DATASET EXTRACT ▸
····················
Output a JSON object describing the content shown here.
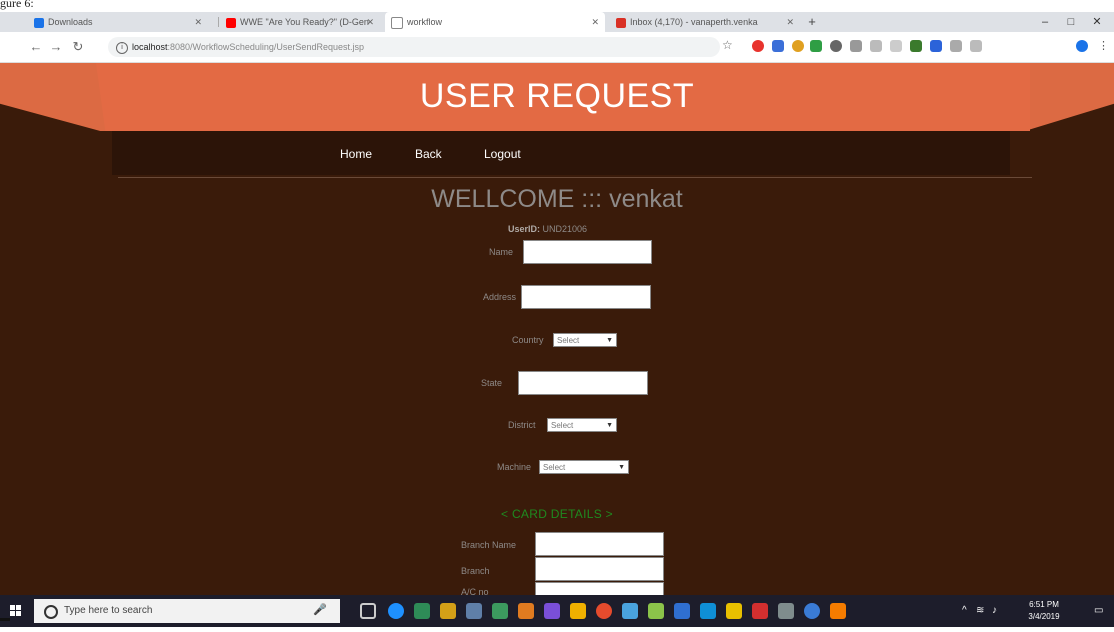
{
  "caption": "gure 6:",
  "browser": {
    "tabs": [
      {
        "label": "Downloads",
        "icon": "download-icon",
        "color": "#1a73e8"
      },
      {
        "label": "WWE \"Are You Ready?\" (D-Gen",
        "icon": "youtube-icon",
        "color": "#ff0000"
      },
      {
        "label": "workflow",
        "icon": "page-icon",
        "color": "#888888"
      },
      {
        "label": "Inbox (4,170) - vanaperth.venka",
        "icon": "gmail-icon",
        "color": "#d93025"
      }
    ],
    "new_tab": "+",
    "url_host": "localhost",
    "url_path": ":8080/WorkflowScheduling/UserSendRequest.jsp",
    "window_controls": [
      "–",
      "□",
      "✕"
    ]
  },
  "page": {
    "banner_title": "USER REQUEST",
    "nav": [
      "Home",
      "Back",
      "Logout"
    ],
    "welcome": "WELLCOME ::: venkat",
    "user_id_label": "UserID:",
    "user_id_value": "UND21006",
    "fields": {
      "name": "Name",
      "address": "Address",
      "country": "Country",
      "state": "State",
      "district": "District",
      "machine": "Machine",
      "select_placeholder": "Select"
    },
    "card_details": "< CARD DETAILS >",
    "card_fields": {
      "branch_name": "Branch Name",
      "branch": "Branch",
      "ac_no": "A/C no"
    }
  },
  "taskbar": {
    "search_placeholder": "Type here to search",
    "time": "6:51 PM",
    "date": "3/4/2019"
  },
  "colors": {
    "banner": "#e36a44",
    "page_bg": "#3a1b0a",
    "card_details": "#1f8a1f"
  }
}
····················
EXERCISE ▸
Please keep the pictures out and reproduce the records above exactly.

THE COMPLETED TASK ▸
Output a JSON object describing the content shown here.
{
  "caption": "gure 6:",
  "browser": {
    "tabs": [
      {
        "label": "Downloads",
        "icon": "download-icon",
        "color": "#1a73e8"
      },
      {
        "label": "WWE \"Are You Ready?\" (D-Gen",
        "icon": "youtube-icon",
        "color": "#ff0000"
      },
      {
        "label": "workflow",
        "icon": "page-icon",
        "color": "#888888"
      },
      {
        "label": "Inbox (4,170) - vanaperth.venka",
        "icon": "gmail-icon",
        "color": "#d93025"
      }
    ],
    "new_tab": "+",
    "url_host": "localhost",
    "url_path": ":8080/WorkflowScheduling/UserSendRequest.jsp",
    "window_controls": [
      "–",
      "□",
      "✕"
    ]
  },
  "page": {
    "banner_title": "USER REQUEST",
    "nav": [
      "Home",
      "Back",
      "Logout"
    ],
    "welcome": "WELLCOME ::: venkat",
    "user_id_label": "UserID:",
    "user_id_value": "UND21006",
    "fields": {
      "name": "Name",
      "address": "Address",
      "country": "Country",
      "state": "State",
      "district": "District",
      "machine": "Machine",
      "select_placeholder": "Select"
    },
    "card_details": "< CARD DETAILS >",
    "card_fields": {
      "branch_name": "Branch Name",
      "branch": "Branch",
      "ac_no": "A/C no"
    }
  },
  "taskbar": {
    "search_placeholder": "Type here to search",
    "time": "6:51 PM",
    "date": "3/4/2019"
  },
  "colors": {
    "banner": "#e36a44",
    "page_bg": "#3a1b0a",
    "card_details": "#1f8a1f"
  }
}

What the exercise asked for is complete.